◆ DATA FOR PROCESSING
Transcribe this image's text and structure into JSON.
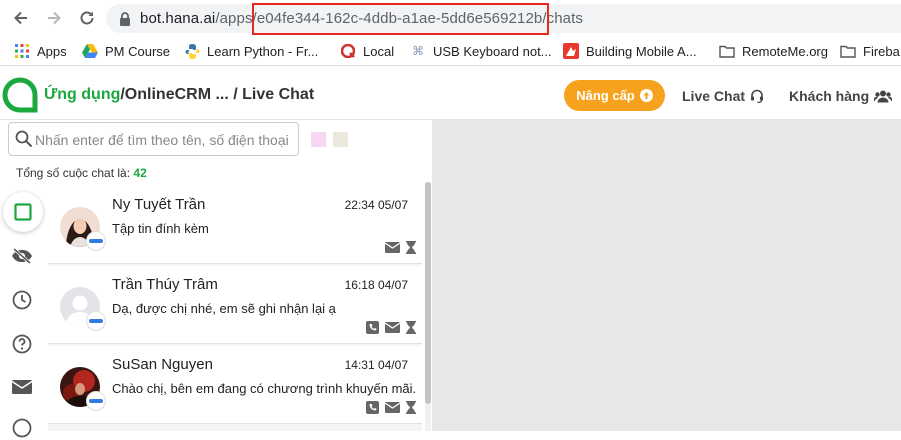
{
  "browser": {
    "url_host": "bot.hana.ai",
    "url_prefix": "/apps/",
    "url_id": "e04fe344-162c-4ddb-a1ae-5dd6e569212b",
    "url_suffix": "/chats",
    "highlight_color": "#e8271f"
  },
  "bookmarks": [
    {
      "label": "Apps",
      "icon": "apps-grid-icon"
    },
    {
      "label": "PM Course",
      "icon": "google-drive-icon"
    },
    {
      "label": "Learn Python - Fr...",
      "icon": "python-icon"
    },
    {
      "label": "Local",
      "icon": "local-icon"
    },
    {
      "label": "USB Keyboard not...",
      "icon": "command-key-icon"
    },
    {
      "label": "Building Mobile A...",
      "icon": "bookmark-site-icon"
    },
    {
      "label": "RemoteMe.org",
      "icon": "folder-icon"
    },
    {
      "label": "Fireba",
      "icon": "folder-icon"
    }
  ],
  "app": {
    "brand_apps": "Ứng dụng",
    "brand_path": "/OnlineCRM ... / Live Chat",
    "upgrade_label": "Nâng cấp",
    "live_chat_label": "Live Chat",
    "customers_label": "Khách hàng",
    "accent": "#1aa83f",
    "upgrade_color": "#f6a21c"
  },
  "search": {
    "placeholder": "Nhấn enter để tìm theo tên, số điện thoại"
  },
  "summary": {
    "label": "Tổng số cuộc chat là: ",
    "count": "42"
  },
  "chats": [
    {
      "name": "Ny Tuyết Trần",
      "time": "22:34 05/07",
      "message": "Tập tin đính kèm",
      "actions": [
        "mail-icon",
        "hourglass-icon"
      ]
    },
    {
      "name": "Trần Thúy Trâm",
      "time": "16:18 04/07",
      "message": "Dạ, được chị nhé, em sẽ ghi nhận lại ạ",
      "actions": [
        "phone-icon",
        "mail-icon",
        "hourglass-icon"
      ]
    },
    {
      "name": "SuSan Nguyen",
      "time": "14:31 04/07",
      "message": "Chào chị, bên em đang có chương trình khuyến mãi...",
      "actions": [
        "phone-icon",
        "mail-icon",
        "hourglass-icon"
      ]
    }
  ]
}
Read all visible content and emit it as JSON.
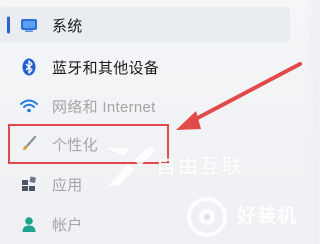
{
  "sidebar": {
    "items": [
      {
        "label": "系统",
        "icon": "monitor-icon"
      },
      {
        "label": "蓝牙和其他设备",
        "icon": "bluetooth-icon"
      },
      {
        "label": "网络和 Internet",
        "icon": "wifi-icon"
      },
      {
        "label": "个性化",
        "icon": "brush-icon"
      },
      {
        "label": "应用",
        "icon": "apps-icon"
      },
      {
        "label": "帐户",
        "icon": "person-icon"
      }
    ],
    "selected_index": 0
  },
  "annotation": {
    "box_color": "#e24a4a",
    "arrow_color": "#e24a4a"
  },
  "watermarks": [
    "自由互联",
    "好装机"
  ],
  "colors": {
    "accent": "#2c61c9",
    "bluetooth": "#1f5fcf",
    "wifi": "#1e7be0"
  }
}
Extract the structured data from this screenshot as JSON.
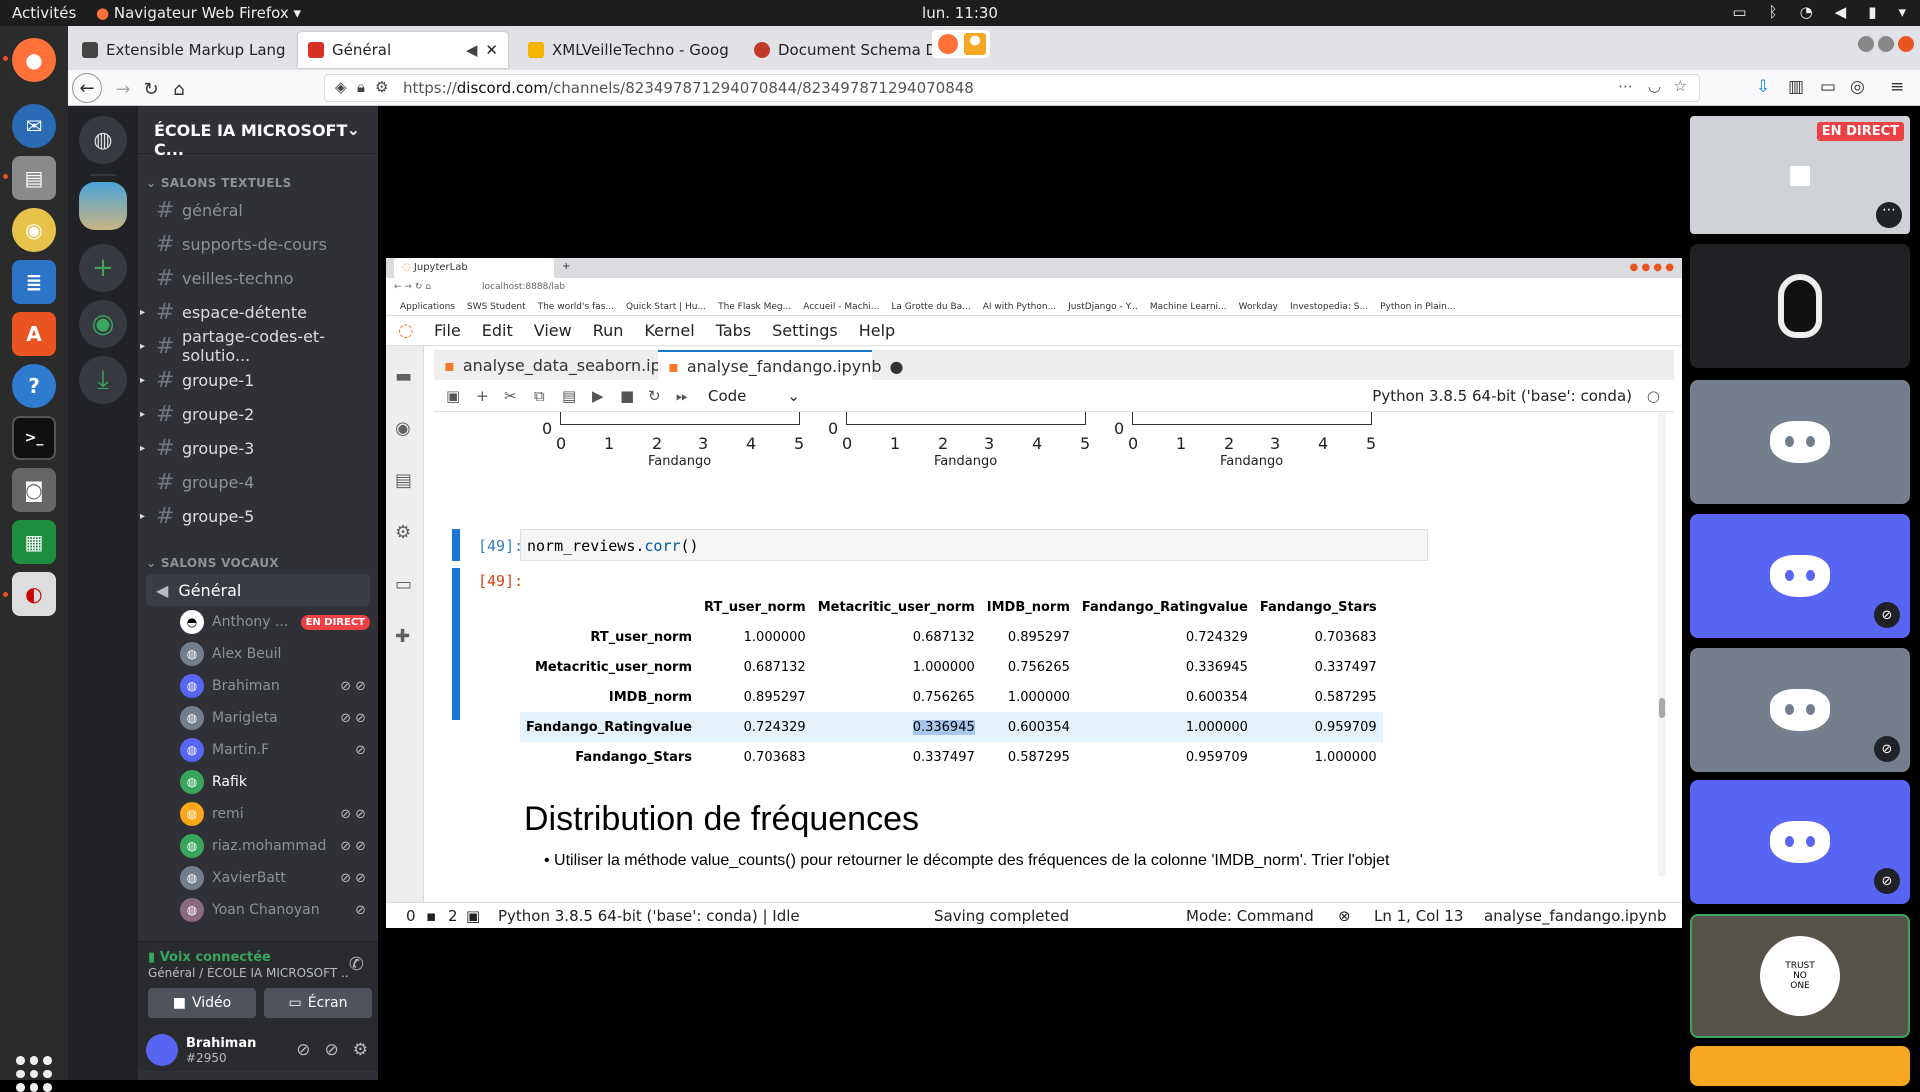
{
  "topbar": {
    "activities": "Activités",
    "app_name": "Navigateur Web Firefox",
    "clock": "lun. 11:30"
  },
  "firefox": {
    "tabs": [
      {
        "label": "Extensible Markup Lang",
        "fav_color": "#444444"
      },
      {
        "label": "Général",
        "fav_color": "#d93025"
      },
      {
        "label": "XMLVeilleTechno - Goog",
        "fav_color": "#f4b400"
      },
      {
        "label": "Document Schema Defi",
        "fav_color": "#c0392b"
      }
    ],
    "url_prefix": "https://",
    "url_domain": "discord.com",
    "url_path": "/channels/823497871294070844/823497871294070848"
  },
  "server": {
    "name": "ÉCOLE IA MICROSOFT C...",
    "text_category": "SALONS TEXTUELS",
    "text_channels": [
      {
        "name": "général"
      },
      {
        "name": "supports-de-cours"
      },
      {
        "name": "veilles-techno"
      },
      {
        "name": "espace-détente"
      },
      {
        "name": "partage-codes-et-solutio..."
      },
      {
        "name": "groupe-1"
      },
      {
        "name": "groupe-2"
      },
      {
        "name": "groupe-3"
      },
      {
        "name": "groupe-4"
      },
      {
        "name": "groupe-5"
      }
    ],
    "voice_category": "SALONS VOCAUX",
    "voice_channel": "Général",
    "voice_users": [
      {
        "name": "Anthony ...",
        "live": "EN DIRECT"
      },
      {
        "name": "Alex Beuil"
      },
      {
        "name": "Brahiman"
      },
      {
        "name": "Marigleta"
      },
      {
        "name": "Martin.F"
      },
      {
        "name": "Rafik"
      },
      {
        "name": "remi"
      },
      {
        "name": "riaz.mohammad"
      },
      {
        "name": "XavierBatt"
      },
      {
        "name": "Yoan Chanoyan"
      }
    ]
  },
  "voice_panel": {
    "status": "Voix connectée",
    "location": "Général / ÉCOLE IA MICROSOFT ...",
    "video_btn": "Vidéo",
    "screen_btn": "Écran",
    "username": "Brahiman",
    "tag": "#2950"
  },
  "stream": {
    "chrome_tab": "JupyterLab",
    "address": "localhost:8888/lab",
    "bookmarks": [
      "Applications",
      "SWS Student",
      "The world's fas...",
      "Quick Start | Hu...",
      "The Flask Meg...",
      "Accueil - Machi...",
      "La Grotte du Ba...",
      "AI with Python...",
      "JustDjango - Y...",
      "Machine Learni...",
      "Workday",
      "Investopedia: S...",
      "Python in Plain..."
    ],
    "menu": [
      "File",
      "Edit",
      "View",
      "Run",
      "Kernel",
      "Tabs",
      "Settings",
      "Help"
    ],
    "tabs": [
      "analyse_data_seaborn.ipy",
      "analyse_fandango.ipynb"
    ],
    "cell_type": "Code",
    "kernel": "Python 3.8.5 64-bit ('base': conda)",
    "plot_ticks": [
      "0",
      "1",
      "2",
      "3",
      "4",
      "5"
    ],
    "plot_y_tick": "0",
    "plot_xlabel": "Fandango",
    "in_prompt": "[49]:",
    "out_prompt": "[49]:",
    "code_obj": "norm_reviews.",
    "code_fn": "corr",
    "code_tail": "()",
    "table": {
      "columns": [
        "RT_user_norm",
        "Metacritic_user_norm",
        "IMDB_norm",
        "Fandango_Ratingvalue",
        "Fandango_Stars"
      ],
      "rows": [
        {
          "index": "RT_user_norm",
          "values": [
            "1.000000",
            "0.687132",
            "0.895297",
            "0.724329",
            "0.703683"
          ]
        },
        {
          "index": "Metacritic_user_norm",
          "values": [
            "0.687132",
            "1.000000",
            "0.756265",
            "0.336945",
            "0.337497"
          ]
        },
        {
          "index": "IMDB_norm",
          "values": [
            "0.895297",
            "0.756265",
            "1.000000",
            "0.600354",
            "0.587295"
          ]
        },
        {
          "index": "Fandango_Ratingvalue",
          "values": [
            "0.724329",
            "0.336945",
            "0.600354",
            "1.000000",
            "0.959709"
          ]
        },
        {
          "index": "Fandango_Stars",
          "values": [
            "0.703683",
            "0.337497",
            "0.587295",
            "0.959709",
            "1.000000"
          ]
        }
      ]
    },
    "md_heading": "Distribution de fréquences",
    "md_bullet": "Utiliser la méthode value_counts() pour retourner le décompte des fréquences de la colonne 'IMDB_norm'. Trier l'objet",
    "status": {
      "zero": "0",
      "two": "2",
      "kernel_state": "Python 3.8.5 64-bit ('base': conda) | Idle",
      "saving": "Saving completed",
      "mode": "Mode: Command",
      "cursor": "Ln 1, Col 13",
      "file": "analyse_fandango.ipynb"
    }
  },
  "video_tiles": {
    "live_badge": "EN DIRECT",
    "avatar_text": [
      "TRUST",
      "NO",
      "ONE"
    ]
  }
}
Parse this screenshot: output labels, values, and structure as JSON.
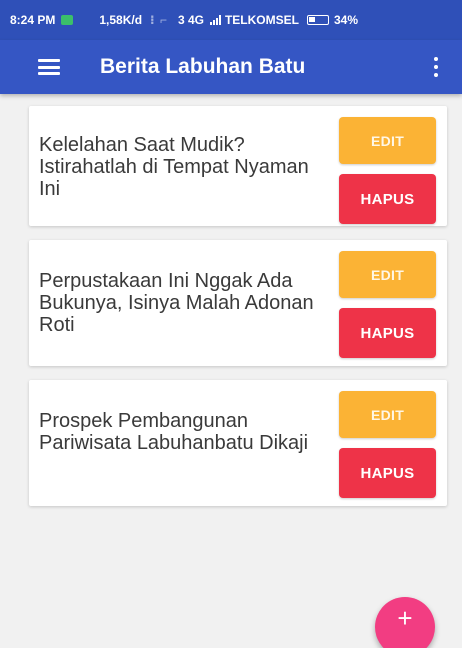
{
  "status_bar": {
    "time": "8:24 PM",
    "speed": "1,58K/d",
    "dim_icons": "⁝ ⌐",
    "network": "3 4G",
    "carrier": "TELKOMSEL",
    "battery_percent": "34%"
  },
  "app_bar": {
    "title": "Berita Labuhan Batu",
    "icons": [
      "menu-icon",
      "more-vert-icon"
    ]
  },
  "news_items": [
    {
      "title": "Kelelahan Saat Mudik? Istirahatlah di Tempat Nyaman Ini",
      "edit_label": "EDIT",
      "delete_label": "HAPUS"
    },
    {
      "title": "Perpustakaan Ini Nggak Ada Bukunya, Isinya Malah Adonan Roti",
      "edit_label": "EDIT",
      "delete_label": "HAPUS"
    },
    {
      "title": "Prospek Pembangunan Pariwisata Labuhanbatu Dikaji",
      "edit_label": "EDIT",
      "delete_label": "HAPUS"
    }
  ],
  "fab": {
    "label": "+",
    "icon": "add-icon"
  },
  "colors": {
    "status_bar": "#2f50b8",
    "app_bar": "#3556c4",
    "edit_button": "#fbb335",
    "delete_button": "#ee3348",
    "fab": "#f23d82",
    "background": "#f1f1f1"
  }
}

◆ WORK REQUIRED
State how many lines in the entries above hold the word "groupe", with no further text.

◆ ANSWER TO THE PROBLEM
5